    very well stated the2ruthurts.. People seem to think just because they are in their cars they have the search without provacation protection, but in reality that was meant for people and homes to protect americans. When your car leaves your drive way onto public property and is on state property it is no longer your home property..to deny the right of search..
    It's a big difference in priveleges and rights. To drive is a privelege granted by the state-- it is not a right.

  • Sherlock Feb 23, 2012

    This is a big waste, the city could care less if you sue them, they will spend tons of tax money to win this just like the annexation fight,

  • The2ruthHurts Feb 23, 2012

    There are millions of Americans across the country who go throughout life without ever having a negative contact with law enforcement officers. For those who do, it is generally wrong place, wrong time, but more often wrong friends. They judge the officer because he is not huggy-feely with them or miscontrue assertiveness on the part of the officer with being arrogant-power hungry.

    If officers are "planting" contraband on innocent people (even the low-lives of society) then they need to go. But do not go using that as an excuse to condemn all. Regardless of what you think, society have grown to need officers because without them, society as we know it is gone.

    Consent searches whether you like them or not, exist. If people are willing to consent to one, that is their discretion. There will be times where officers do not need consent to search your car because they already have reasonable suspicion or probable cause to, but rather use the "nice" route to proceed with the investigation

  • Lightfoot3 Feb 23, 2012

    "I see here today that a lot of stress is being put on an apparent single instance of police misconduct." - josephlawrence43

    Across the state, and across the nation, that have been many instances of police planting drugs and other evidence, and getting caught doing it. I've personally witnessed it myself. It happens. I'm not saying it happens a lot, but it does happen.

    "If a police officer requests to search your car, and you have nothing illegal to hide, what is the problem with it?" - bgriner12162
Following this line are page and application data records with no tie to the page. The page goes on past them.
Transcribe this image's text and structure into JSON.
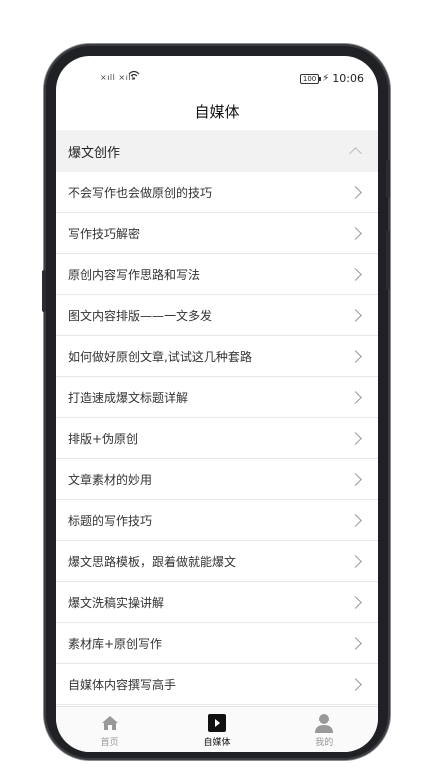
{
  "status_bar": {
    "signal": "×ıll ×ıll",
    "battery": "100",
    "time": "10:06"
  },
  "header": {
    "title": "自媒体"
  },
  "section": {
    "title": "爆文创作"
  },
  "articles": [
    "不会写作也会做原创的技巧",
    "写作技巧解密",
    "原创内容写作思路和写法",
    "图文内容排版——一文多发",
    "如何做好原创文章,试试这几种套路",
    "打造速成爆文标题详解",
    "排版+伪原创",
    "文章素材的妙用",
    "标题的写作技巧",
    "爆文思路模板，跟着做就能爆文",
    "爆文洗稿实操讲解",
    "素材库+原创写作",
    "自媒体内容撰写高手"
  ],
  "tabs": [
    {
      "label": "首页",
      "icon": "home-icon"
    },
    {
      "label": "自媒体",
      "icon": "play-icon"
    },
    {
      "label": "我的",
      "icon": "user-icon"
    }
  ],
  "colors": {
    "background": "#ffffff",
    "section_bg": "#f2f2f2",
    "tab_active": "#111111",
    "tab_inactive": "#999999"
  }
}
    If they decide to plant something, you'll have BIG problems.

    "The whole idea of a "consent" search is a joke - the "consent" is almost always given under duress" -


  • abylelab -BT- Feb 23, 2012

    ++It never ceases to amaze that those most in favor of strict constructionist interpretation of the law seem to favor a more "activist" approach when they believe the law will be applied only to someone else.

    tru dat. by their logic, i guess everyone accused is guilty?

  • abylelab -BT- Feb 23, 2012

    ++ bet if your house was getting broken into or your child was buying drugs out of a blue honda accord you would want the one that just pulled out of your road stopped and searched wouldn't you, but what if they didn't do anything wrong for the police to stop them? They don't have consent but they will be back to sell your child some more dope don't worry. Think about it.

    they would have probable cause in those situations, your point is mute

  • independent_thinker Feb 22, 2012

    The model oath for a police officer includes upholding the Constitution. The Constitution includes the 4th Amendment. That means the police need to have probable cause, a warrant or my permission.

    Only a fool would allow a consent search.

    It never ceases to amaze that those most in favor of strict constructionist interpretation of the law seem to favor a more "activist" approach when they believe the law will be applied only to someone else.

  • noland2002 Feb 22, 2012

    How would it be if a cop came to your door and said, "Give me consent to search your house". Would you? Too many dirty cops to allow consent searches....Just because NC says its legal, does not make it right. If a person is legally suspected, then get a SEARCH warrant, otherwise...have a good day, officer!